### WHAT NEEDS TO BE DONE
No pictures belong in the answer. Repeat all the entries exactly.

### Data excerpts
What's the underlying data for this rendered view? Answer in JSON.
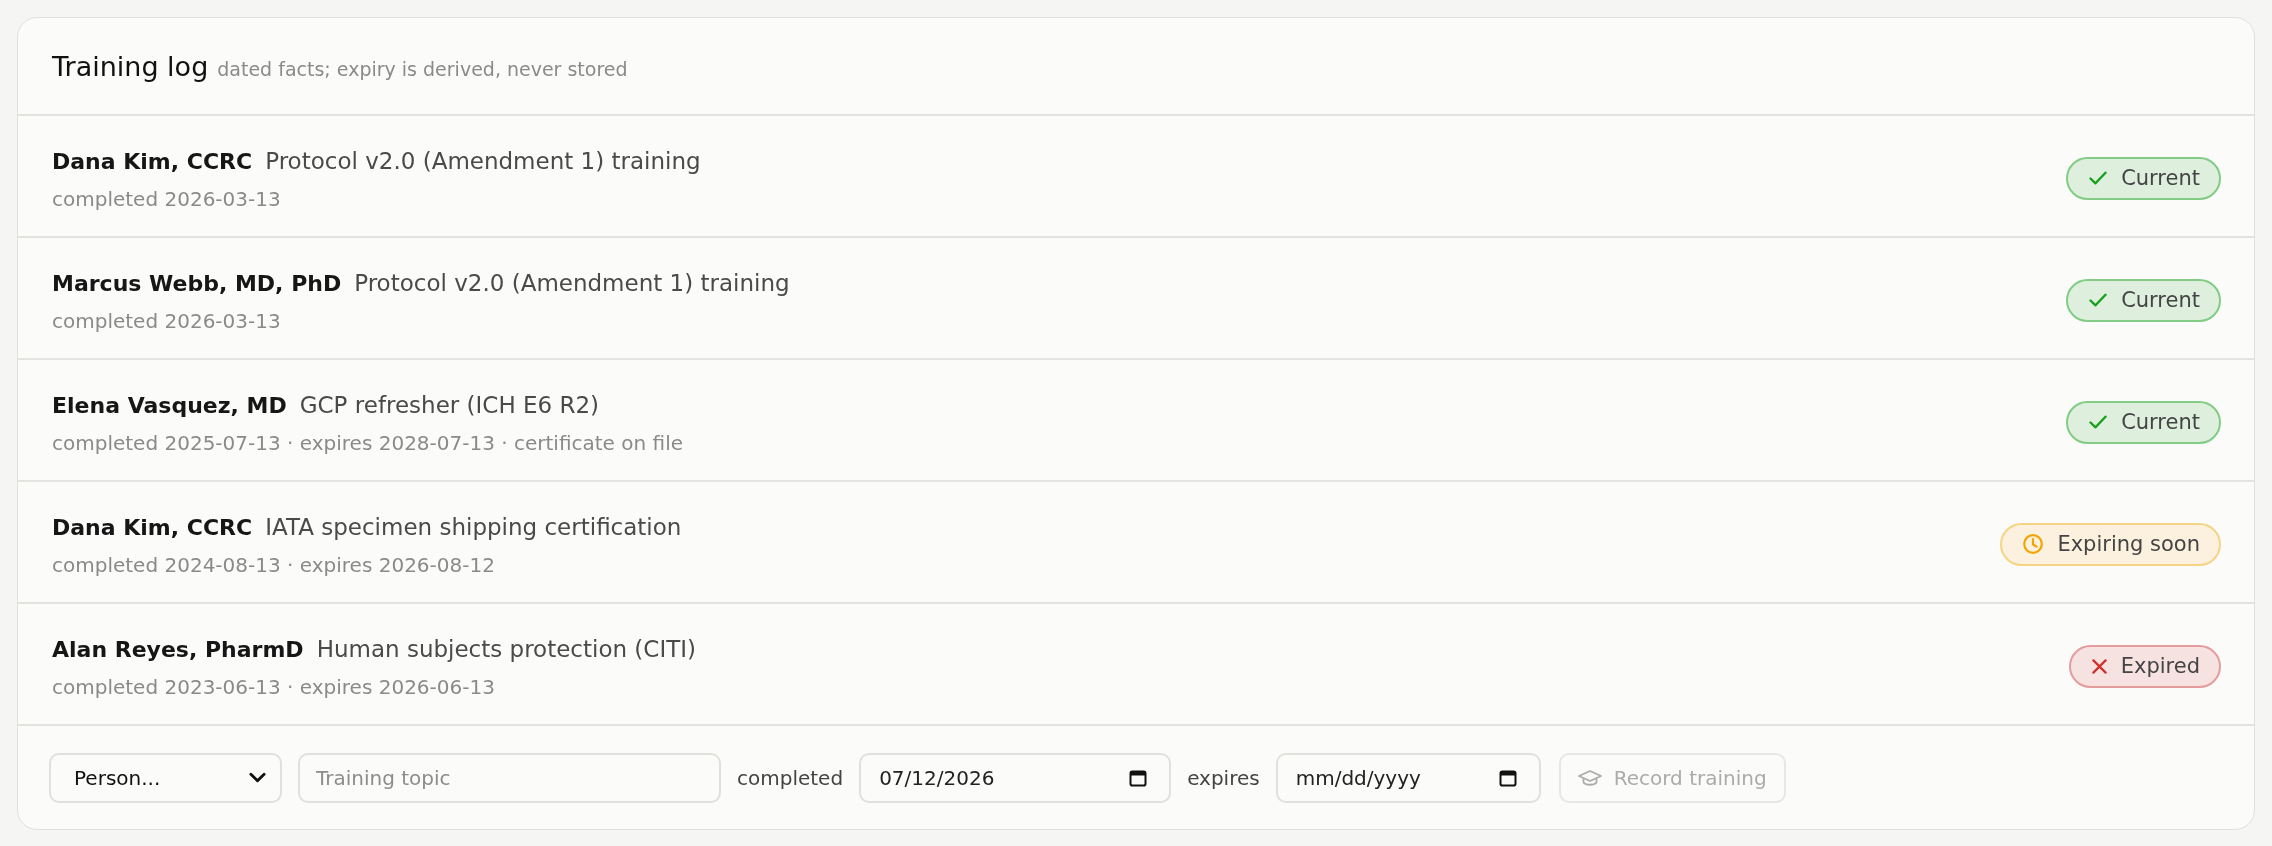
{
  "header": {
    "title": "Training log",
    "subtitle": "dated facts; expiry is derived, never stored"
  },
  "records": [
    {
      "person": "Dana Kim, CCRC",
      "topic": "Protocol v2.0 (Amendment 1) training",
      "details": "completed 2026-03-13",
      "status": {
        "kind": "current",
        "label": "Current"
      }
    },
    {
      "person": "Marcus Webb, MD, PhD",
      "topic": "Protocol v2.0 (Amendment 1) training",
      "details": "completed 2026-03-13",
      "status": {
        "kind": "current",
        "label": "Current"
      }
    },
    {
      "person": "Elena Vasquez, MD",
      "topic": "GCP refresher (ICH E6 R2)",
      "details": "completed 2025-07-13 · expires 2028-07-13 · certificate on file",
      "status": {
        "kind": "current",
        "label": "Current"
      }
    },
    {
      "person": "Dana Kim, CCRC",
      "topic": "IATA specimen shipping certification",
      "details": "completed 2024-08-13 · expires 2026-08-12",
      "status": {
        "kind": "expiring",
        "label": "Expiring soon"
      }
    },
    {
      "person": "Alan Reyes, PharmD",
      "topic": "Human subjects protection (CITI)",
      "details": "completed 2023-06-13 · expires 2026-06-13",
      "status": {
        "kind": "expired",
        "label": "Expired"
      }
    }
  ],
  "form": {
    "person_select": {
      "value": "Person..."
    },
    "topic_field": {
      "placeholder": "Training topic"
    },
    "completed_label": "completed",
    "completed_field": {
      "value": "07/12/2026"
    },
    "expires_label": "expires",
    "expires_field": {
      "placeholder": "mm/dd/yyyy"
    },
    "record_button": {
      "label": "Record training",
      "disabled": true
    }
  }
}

### ANSWER TO THIS PROBLEM
What's the underlying data for this rendered view? Answer in JSON.
{
  "header": {
    "title": "Training log",
    "subtitle": "dated facts; expiry is derived, never stored"
  },
  "records": [
    {
      "person": "Dana Kim, CCRC",
      "topic": "Protocol v2.0 (Amendment 1) training",
      "details": "completed 2026-03-13",
      "status": {
        "kind": "current",
        "label": "Current"
      }
    },
    {
      "person": "Marcus Webb, MD, PhD",
      "topic": "Protocol v2.0 (Amendment 1) training",
      "details": "completed 2026-03-13",
      "status": {
        "kind": "current",
        "label": "Current"
      }
    },
    {
      "person": "Elena Vasquez, MD",
      "topic": "GCP refresher (ICH E6 R2)",
      "details": "completed 2025-07-13 · expires 2028-07-13 · certificate on file",
      "status": {
        "kind": "current",
        "label": "Current"
      }
    },
    {
      "person": "Dana Kim, CCRC",
      "topic": "IATA specimen shipping certification",
      "details": "completed 2024-08-13 · expires 2026-08-12",
      "status": {
        "kind": "expiring",
        "label": "Expiring soon"
      }
    },
    {
      "person": "Alan Reyes, PharmD",
      "topic": "Human subjects protection (CITI)",
      "details": "completed 2023-06-13 · expires 2026-06-13",
      "status": {
        "kind": "expired",
        "label": "Expired"
      }
    }
  ],
  "form": {
    "person_select": {
      "value": "Person..."
    },
    "topic_field": {
      "placeholder": "Training topic"
    },
    "completed_label": "completed",
    "completed_field": {
      "value": "07/12/2026"
    },
    "expires_label": "expires",
    "expires_field": {
      "placeholder": "mm/dd/yyyy"
    },
    "record_button": {
      "label": "Record training",
      "disabled": true
    }
  }
}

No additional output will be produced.